Unsung Hero Noah Marks

When Noah Marks was a young kid, his rowdy behavior would occasionally get him into trouble and test his parents’ patience. Now, as one of only two seniors on the boys’ varsity basketball team – and as and one of just two returning starters – the only havoc Noah is interested in creating these days is on the court.

The 6’1” guard will be counted on heavily to bring that energy to games this season as his squad competes against some of the toughest and best athletes in WPIAL Class 6A.

“Noah is very good on defense, but he has a nose for the ball on both offense and defense, and usually defends the other teams’ best players,” says head coach Zach Skrinjar. “And he’s the kind of kid who doesn’t care who scores. He isn’t driven by praise, but rather by winning games. He is someone who has really earned his time on the court.”

So much so, that some fans, including his coach, consider Noah as last year’s “unsung hero.” He’s demonstrated an admirable willingness to do whatever it takes to help the team. Often times, those actions included doing the messy work of diving on the floor to rebound loose balls and other things that don’t show glory on the stat sheets.

Those characteristics are not only a coach’s dream, but also are something that Noah takes pride in.

“I think one of the things I am most proud of is that last year I started on junior varsity, but through a lot of practice I got more opportunities to play on the varsity team, and I ended up being a starter in around 12 to 15 games; I’m not exactly sure how many,” says Noah, who also plays first base and pitches for the Foxes baseball team. In fact, he selected his basketball jersey number of 22 as a tribute to one of his favorite players, former Pittsburgh Pirate Andrew McCutchen.

“Probably I might like baseball a little more than basketball, but I definitely like the atmosphere of basketball better,” Noah says with honesty. “Also, in basketball, if I do something wrong on offense, I can make up for it on defense right away and not have to dwell on my mistakes.
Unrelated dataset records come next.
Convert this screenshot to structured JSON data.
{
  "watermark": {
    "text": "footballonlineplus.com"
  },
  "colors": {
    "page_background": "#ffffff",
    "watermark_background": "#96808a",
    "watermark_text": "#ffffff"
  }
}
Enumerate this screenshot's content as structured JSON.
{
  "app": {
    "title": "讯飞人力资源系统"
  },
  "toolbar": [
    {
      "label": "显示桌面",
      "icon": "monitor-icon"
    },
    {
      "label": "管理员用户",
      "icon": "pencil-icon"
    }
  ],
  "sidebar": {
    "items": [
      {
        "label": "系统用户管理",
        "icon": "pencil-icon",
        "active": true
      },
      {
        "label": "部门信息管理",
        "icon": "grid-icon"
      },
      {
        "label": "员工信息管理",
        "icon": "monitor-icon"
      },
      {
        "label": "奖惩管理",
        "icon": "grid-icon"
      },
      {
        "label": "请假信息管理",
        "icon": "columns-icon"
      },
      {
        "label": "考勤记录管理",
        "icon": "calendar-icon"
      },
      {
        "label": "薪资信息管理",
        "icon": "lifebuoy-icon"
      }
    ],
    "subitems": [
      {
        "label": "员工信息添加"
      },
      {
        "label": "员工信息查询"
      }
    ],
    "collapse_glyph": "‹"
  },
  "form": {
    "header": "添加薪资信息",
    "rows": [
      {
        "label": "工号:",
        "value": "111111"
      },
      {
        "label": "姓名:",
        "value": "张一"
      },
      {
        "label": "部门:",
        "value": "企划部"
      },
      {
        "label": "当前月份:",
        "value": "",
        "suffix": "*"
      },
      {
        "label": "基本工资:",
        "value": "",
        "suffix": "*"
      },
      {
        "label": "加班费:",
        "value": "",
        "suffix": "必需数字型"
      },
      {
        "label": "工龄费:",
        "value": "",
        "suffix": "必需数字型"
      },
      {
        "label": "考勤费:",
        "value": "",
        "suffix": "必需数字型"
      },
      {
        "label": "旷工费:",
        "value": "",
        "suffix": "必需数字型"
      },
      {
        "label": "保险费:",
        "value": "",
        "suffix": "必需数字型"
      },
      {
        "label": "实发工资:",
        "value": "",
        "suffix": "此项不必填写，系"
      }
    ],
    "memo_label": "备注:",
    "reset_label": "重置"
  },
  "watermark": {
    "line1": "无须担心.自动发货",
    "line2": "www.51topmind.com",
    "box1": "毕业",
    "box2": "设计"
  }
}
I really like the team aspect of basketball too.”

Although baseball and basketball take up a lot of Noah’s time, he still finds room to volunteer and is engaged in activities that promote inclusion at the high school and in the community.

“I’m a member of Best Buddies (a group at the high school), and I volunteer for Friendship Circle Pittsburgh,” says Noah, who first became involved in support of his older brother who is autistic. The latter group seeks to create a more inclusive community by engaging youth and adults with diverse abilities and interests in a full range of social activities.

Noah has formed many unique bonds through these activities, but just as special are the ones he enjoys with his fellow basketball players. He met many of them way back in elementary school when they all participated in the high school program’s many youth basketball clinics.

“I remember at the time that the older players would tell us, ‘one day you’re going to be here too,’ so it’s a cool feeling to actually have achieved that and to be able to do it with guys I’ve had a relationship with since we were so young,” says Noah.

He adds, “I have a lot of hope for this team. We’re hungry and we want to show that we’re a team that can go deep into the playoffs. I think we’re going to surprise a lot of people.”